WHAT IS EXPECTED
Select and copy out every line in the records containing "PANTONE".

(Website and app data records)
___
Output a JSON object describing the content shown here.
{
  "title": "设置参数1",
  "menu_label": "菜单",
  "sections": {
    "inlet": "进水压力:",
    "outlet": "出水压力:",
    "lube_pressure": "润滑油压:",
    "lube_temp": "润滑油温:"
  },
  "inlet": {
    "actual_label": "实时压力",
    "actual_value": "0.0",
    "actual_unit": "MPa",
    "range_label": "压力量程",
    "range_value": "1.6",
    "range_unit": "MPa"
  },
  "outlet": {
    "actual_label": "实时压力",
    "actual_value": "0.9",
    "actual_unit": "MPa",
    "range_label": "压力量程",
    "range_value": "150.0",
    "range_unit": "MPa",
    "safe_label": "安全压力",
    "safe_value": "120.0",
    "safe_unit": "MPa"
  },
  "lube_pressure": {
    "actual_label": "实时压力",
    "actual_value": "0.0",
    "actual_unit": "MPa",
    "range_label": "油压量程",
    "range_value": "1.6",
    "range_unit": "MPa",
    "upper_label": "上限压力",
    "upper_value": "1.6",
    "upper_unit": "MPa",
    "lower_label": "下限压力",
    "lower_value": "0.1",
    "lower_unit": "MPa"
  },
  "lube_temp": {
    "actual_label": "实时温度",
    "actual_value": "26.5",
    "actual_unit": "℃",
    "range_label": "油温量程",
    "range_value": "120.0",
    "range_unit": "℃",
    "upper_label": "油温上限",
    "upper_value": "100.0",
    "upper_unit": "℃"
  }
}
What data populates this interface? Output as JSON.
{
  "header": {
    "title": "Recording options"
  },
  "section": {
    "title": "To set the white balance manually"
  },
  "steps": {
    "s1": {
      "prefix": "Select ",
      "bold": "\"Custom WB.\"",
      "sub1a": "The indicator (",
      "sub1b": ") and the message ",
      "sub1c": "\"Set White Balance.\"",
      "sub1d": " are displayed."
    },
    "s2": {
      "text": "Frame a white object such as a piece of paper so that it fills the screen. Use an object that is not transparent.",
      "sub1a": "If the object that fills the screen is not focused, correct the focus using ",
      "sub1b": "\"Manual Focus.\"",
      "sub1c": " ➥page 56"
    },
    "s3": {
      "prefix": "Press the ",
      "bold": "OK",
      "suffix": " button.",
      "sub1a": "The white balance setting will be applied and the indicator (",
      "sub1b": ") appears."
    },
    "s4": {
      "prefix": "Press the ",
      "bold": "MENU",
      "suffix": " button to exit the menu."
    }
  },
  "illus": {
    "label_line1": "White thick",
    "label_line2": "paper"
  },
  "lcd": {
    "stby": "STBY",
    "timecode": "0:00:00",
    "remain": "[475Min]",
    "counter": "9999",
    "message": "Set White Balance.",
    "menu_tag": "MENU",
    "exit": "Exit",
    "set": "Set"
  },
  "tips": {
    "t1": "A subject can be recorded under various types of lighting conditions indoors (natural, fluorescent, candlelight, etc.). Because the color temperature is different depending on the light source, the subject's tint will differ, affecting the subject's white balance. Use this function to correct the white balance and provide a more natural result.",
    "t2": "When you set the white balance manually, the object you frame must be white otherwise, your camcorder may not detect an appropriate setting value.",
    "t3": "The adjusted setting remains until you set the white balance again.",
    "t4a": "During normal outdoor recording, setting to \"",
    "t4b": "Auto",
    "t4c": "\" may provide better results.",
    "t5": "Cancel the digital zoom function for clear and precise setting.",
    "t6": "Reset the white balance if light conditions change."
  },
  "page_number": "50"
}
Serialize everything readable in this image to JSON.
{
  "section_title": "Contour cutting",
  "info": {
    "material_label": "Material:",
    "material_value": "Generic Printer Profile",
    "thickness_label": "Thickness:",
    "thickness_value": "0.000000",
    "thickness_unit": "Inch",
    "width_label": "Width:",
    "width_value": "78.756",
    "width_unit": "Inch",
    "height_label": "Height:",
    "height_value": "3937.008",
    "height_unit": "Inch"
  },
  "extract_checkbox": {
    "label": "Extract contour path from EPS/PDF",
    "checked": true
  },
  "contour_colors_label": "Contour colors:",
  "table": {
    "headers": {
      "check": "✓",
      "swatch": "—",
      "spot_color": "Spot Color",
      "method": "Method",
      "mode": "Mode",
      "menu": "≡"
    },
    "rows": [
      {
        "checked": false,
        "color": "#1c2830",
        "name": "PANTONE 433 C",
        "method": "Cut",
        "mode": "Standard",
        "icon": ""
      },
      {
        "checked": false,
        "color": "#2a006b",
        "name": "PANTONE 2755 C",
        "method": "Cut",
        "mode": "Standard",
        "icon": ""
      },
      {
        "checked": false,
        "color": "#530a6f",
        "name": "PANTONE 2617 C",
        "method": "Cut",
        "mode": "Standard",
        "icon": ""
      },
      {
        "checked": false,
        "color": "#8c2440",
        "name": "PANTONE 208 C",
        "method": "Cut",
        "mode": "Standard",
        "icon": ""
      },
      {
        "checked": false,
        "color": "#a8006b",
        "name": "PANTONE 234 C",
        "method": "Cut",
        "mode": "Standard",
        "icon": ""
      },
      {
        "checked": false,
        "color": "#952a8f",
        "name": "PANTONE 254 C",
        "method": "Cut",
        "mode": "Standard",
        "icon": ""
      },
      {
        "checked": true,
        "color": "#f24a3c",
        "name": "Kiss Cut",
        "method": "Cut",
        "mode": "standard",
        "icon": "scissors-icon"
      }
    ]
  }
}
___
ANSWER BOX
        "name": "PANTONE 433 C",
        "name": "PANTONE 2755 C",
        "name": "PANTONE 2617 C",
        "name": "PANTONE 208 C",
        "name": "PANTONE 234 C",
        "name": "PANTONE 254 C",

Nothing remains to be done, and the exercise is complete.